After moving to the Rec amid much fanfare following a courageous man of the match performance in the NRL grand final in which he played almost the entire game with a fractured eye socket and cheekbone, Burgess was initially deployed at centre in the Aviva Premiership before head coach Mike Ford made the decision to switch him to blindside flanker.
Despite that change, however, England still retained hope that he could help fill the sizable void vacated in midfield by Manu Tuilagi and fast-tracked the former Bradford Bulls star into Stuart Lancaster's World Cup squad ahead of proven performers such as Luther Burrell and club teammate Kyle Eastmond.
The tournament eventually proved to be an abject disaster for the host nation, who became the first team to exit their own competition at the pool stage after consecutive defeats to Wales and Australia at Twickenham. In the former contest, Lancaster came in for sustained criticism as a result of his team selection which included a first international union start for Burgess as England attempted to negate the physicality of Jamie Roberts.

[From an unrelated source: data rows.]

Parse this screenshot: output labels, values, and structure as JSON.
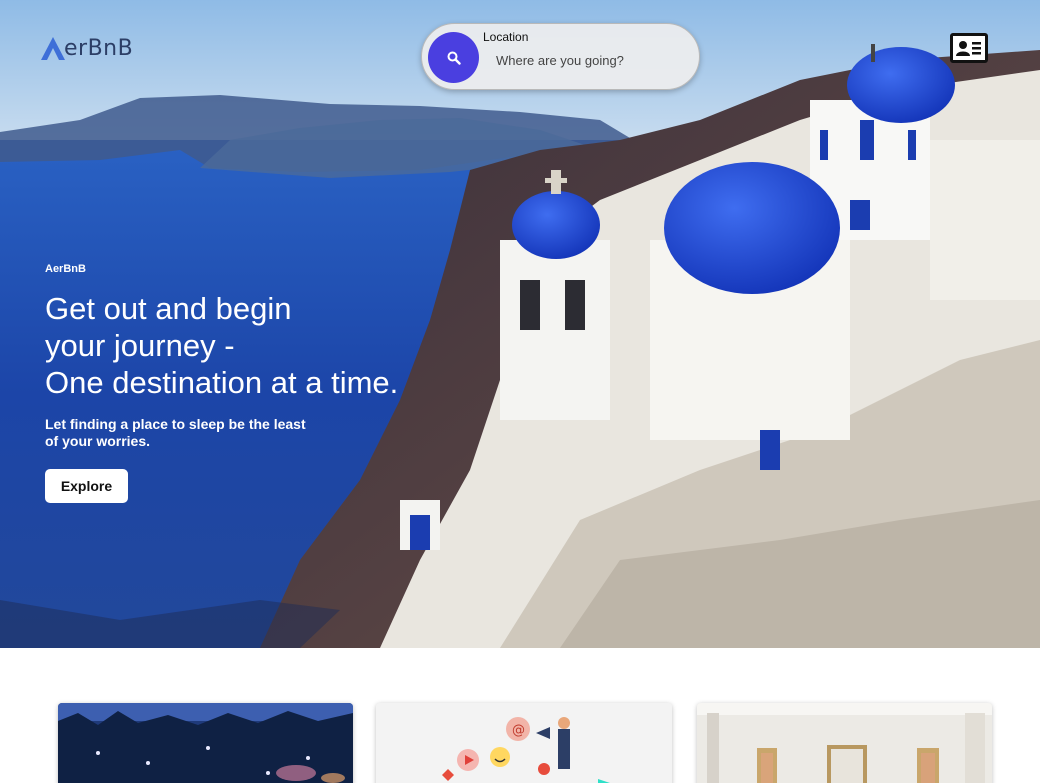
{
  "header": {
    "logo_text": "erBnB"
  },
  "search": {
    "label": "Location",
    "placeholder": "Where are you going?"
  },
  "hero": {
    "brand": "AerBnB",
    "headline_lines": [
      "Get out and begin",
      "your journey -",
      "One destination at a time."
    ],
    "subhead": "Let finding a place to sleep be the least of your worries.",
    "explore_label": "Explore"
  },
  "icons": {
    "search": "search-icon",
    "account": "contact-card-icon",
    "logo": "logo-icon"
  },
  "colors": {
    "accent": "#4a3fe0",
    "logo_blue": "#3e6fd8",
    "logo_text": "#2c3e66"
  }
}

"My decision to leave Bath and move back to Australia was for personal reasons, but it was also because I wanted to spend the rest of my career playing the game that's in my heart," Burgess, who was left out of the matchday squad altogether for the victory over Uruguay and was yet to play for Bath this season, revealed in a column for the Mail. "Rugby league is in my heart. I'm looking forward to getting back to Sydney, where I'll be with my family and playing for the Rabbitohs alongside my brothers again.
"Part of me is disappointed to be leaving. Everyone is saying I've taken the easy option but it would have been easier to stay and play on in union. I could have just kept playing at six for Bath, but I believe it would have taken about 18 months for me to break into the England team in that position — and my contract is up in about 18 months. In sport we have a very limited window in which to compete at the top level and I didn't want to see those 18 months go by without the same excitement and enthusiasm as the previous 12."
On suggestions that he has been mistreated by English rugby's governing body, he added: "The RFU have come in for a lot of stick for my decision, which I think is unfair. They didn't make it for me. They didn't push me into it. In fact, they have been supportive through it all. I disagree with this idea that I have been let down or treated badly. The RFU have not treated me badly."
Although Burgess admits that the months spent building up to the World Cup were probably the most enjoyable of his short union career, he lamented what he felt was an agenda from some ex-players who pursued both himself and Lancaster with unhelpful comments in the media. He also made the honest admission that he found the intensely physical nature of league more enjoyable.
He added: "That was an upsetting factor to me; that people who are supposed to love the game are actually tearing it to shreds. I felt like certain people didn't want England and Stuart Lancaster to succeed. They were after him — so aggressively. He could never do a thing right, no matter what. I was right in the middle of that and it is unbelievable. It's not a productive place to be."